By Vic Armijo
Slovenian Jure Robic won his fifth Race Across America on Friday in dominating fashion, crossing the finish line more than 12 hours ahead of runner-up Gerhard Gulewicz.
The Austrian, who had at times worked his way to within two hours of Robic, seemed to concede defeat by West Virginia, where his pace slowed. Matthew Warner-Smith of Australia kept plugging along, however, cutting his deficit from five hours to two before claiming third place in Annapolis, Maryland.
Robic’s official time was nine days, one hour and one minute, with an overall average speed of 13.85 mph — well off Pete Penseyres’ long-standing mark of 15.4 mph, which Robic had hoped to break this year.
He had a strong start, but cold, wet conditions in Durango, Colorado, clipped his wings.
“The weather in Colorado was bad in all ways,” Robic said Friday. “Headwind, a lot of rain, heavy rain and cold wind — these conditions, in high altitude, you cannot ride fast. I also have problems with my throat and it was a lot of work for my doctor to keep me in condition to still race, because I was almost on the edge to quit.”
The plains of Kansas offered up their own brand of misery.
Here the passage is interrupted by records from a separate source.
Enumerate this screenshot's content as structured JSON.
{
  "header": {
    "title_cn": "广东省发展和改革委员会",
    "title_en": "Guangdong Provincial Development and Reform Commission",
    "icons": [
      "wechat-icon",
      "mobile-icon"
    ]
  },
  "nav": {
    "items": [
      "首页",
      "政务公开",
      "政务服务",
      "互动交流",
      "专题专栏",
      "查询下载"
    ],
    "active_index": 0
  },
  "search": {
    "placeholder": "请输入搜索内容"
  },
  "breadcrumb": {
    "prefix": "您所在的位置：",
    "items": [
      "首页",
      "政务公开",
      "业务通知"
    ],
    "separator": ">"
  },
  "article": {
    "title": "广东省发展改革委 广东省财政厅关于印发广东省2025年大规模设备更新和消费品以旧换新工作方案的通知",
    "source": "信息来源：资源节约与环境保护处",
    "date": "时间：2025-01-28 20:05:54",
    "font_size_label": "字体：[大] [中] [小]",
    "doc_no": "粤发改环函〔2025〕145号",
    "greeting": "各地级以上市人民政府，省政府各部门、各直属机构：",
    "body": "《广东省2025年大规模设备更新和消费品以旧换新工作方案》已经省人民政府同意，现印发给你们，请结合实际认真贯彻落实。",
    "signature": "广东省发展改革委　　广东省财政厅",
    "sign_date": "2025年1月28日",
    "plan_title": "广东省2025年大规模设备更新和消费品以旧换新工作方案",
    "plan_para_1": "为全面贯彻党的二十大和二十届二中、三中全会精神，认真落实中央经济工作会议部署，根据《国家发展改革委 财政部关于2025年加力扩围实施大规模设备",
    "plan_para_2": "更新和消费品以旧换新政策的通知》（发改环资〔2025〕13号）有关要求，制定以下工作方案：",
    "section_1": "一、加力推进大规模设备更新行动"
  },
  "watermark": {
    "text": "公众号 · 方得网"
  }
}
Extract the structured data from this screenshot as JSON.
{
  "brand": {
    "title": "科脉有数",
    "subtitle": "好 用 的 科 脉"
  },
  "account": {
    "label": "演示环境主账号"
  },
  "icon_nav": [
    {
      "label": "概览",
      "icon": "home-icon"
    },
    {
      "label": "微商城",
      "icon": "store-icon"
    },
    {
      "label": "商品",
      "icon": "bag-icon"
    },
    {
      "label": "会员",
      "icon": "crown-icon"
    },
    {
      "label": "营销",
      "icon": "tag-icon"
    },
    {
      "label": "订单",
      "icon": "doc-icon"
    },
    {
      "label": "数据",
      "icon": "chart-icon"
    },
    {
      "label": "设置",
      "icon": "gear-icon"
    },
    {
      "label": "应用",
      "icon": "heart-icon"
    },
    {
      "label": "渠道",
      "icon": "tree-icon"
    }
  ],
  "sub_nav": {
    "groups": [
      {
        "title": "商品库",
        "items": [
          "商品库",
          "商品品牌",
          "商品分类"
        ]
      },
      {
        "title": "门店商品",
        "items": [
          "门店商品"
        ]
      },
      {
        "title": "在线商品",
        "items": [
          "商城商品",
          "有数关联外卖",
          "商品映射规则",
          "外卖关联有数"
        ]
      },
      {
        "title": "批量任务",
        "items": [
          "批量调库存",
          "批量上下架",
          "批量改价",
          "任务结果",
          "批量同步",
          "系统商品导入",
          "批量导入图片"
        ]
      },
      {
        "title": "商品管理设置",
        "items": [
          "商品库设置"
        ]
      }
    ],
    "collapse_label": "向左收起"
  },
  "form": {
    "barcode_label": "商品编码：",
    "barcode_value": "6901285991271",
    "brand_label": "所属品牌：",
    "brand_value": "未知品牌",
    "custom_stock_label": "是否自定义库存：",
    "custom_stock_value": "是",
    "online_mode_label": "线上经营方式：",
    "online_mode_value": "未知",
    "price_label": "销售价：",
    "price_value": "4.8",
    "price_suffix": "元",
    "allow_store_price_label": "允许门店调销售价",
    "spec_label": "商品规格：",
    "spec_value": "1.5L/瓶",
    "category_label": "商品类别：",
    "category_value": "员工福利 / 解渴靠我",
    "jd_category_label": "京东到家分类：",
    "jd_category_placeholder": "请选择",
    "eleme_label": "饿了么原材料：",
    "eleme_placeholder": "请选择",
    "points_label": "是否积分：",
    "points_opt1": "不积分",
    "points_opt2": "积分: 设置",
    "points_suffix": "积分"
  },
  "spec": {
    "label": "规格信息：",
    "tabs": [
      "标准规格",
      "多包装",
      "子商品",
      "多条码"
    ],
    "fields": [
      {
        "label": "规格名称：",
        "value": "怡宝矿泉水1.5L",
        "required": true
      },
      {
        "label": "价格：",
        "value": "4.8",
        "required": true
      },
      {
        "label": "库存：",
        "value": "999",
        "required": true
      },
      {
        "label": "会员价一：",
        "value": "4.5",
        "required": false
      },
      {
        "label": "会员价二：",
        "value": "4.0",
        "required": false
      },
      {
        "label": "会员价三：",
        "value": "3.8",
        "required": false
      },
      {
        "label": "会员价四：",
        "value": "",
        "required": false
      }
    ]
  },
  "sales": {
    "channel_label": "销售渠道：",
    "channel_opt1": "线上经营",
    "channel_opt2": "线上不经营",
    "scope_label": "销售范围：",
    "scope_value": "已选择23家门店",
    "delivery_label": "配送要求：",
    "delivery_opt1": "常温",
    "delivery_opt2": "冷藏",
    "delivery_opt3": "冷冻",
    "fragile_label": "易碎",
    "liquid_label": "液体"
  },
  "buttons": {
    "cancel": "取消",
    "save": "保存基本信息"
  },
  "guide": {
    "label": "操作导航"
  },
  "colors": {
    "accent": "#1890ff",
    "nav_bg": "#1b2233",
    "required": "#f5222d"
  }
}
“Headwinds in Kansas are always a problem,” Robic said. “This year I was prepared for these headwinds mentally. When they start blowing I just switch on the positive thoughts in my head and try still harder. …”
Robic’s fifth victory came without the financial and logistical support of the Slovenian army. He has retired from the service — retirement is mandatory at age 45 — and this year used a civilian crew. They performed admirably, he said.
“The crew was not so very new,” Robic said, “All the members were already once or twice crew for Race Across America, but not with my team. They know what the terrain is and they know what to expect out there in these conditions and they work like Swiss clock. Big part of this win is theirs.”
It has been surmised in the ultramarathon-cycling community that this may be Robic’s farewell RAAM. “He’s realizing that he is not the youngest any more,” said crew chief Matjaz Planinsek. “He’s not so self-confident that he can do anything.”
But Robic has declared himself done with RAAM before and come back. When asked directly he replied: “When I am finished with a RAAM I always feel like it is the last. But then a week, a month passes and I start thinking about it again. So maybe I should say nothing. With the RAAM, anything is possible.”
In the meantime, he’ll return to Slovenia, where he’ll take a little downtime before resuming training for the rest of his racing season.
“I imagine myself laying back, feet up in cold water. And there may be some beer nearby,” he said.
Buatois still best
Recumbent racer Barbara Buatois still leads the women’s race and is expected to finish early Sunday morning.
Buatois holds a commanding 23-hour lead over South African Michele Santilhano. Italian Sabrina Bianchi, in third, has closed in to within five hours of Santilhano. With both having nearly 500 miles of racing ahead of them there seems to still be a race for second place.
While Buatois’ pace has been by far the fastest of this year’s women — she has been averaging 10.93 mph — she’s far off the record of 13.22 mph, set by Seana Hogan in 1995 on a course that began in Irvine, California, and ended in Savannah, Georgia.
- The podium ceremony for Robic began lightheartedly, with emcee George Thomas asking how he felt about Friday’s tied World Cup match between the United States and Slovenia. “I was still in the race and my team told me that we are in the lead, two to zero,” Robic said with a laugh. “I think ‘Wow, we’re going to beat you!’ Anyway, that is big success to play equal to such a big country as USA.”